When you have a blockage in a drainage duct the tears cannot adequately drain away. Medically, this is referred to as lacrimal stenosis and causes epiphora. Dacryocystorhinostomy (DCR) surgery is required to remove the blockage. In some cases, the opening to the drainage channel is narrowed rather than blocked, and a simple procedure called a punctoplasty can reinstate tear flow into your nose without requiring DCR surgery.

Poor eyelid function or position
For the tears to spread evenly over the surface of your eye, the eyelids need to close correctly. Ectropion refers to a condition where your lower eyelid is rolled out away from the eye surface (something that often happens with age). The pulling away of the lower eyelid from the surface of your eye will cause tears to spill over onto your cheek. Lower eyelid surgery is usually required to remedy this.

Although this word is a mouthful, it actually refers to an ingrown eyelash. An eyelash can become misdirected and rub or scratch the surface of your eye leading to discomfort and watering. The eyelash can easily be removed by your eye doctor.

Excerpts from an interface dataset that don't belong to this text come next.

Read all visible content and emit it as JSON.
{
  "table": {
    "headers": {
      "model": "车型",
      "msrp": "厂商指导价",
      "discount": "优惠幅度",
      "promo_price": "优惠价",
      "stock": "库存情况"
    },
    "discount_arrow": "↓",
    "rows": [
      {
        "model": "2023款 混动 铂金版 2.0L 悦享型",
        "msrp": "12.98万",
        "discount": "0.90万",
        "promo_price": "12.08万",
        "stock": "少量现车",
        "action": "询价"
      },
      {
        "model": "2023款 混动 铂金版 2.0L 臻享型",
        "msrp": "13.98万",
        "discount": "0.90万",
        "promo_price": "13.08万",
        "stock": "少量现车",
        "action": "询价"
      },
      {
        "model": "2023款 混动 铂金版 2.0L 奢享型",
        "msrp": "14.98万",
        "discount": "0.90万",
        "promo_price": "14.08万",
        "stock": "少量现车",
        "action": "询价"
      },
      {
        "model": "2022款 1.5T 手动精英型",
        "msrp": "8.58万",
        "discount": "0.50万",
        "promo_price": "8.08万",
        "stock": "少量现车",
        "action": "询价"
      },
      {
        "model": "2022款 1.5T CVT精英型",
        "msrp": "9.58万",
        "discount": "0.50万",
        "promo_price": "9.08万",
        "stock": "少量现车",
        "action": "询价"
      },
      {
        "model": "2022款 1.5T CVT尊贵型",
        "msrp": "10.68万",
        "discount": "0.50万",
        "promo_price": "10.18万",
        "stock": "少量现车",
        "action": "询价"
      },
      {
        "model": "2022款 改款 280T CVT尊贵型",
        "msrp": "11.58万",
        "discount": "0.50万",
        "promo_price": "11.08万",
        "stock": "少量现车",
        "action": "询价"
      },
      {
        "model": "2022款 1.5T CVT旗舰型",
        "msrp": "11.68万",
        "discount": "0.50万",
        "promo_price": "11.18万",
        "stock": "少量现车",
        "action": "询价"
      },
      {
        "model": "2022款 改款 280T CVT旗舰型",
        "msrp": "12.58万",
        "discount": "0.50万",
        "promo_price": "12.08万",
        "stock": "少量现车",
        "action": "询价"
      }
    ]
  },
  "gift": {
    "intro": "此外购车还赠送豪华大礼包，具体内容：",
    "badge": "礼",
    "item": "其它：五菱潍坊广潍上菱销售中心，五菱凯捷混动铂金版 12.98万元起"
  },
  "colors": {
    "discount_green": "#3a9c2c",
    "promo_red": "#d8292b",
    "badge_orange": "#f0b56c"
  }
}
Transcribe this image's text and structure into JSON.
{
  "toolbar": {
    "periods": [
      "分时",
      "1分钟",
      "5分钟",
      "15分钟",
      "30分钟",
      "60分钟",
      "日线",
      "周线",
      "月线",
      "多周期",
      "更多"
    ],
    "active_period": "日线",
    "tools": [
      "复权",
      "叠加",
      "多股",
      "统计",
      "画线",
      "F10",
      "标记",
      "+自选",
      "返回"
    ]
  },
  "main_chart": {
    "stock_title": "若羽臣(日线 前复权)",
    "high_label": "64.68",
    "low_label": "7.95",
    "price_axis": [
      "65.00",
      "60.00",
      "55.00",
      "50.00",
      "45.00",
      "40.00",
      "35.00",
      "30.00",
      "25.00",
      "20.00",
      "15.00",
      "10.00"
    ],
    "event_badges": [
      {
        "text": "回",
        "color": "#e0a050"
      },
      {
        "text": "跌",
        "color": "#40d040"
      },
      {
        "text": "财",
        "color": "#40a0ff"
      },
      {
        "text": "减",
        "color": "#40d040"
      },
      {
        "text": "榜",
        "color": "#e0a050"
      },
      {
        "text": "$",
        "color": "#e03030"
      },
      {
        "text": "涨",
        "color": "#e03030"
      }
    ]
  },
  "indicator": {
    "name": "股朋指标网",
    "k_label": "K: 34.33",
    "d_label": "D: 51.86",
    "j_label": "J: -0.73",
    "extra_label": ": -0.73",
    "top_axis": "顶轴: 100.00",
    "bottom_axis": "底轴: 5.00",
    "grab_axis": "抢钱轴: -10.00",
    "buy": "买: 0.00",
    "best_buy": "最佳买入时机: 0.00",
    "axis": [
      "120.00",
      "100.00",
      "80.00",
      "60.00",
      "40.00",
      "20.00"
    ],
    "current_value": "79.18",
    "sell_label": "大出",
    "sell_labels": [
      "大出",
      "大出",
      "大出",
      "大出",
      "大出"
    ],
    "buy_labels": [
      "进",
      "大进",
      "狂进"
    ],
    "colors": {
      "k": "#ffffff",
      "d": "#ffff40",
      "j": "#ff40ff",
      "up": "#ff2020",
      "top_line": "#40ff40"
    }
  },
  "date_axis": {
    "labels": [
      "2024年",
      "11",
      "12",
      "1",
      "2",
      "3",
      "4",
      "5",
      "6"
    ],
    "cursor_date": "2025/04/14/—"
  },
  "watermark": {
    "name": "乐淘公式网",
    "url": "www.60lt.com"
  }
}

Most often, watery eyes are an annoying symptom rather than a cause for serious concern. Unless accompanied by eye pain or redness, excess tears are not usually a serious issue.

Diagnosing watery eyes and relevant treatment

You may be able to determine the cause of your watery eye.

  • Do your eyes feel dry and uncomfortable just before they begin to water? You might be suffering from dry eye syndrome. The first line of treatment is lubricating eye drops, but if this does not give you relief see your eye doctor for more intensive treatment.
  • Are your eyes and eyelids itchy, swollen and red? Allergies are the most likely cause. Remove the allergen and use anti-histamine eyedrops.
  • Have you been around smoke, bright lights, smog or other air pollutants? Remove the irritant to relieve your symptoms.

If your symptoms persist or worsen, or you have eye pain or reduced vision ALWAYS seek advice from your eye doctor.

When should you take action?

Although some may consider watery eyes or epiphora a minor problem, it can affect your daily life. Extremely watery eyes can get irritating and troublesome and even interfere with your vision. Constant wiping of the eyes, eyelids, and cheeks results in redness and irritation.

The cause for your watery eye could be something that’s easily remedied. There’s no reason to simply put up with your symptoms. Be reassured watery eyes is not something you need to cry about. Seek advice from your eye doctor.

You may also like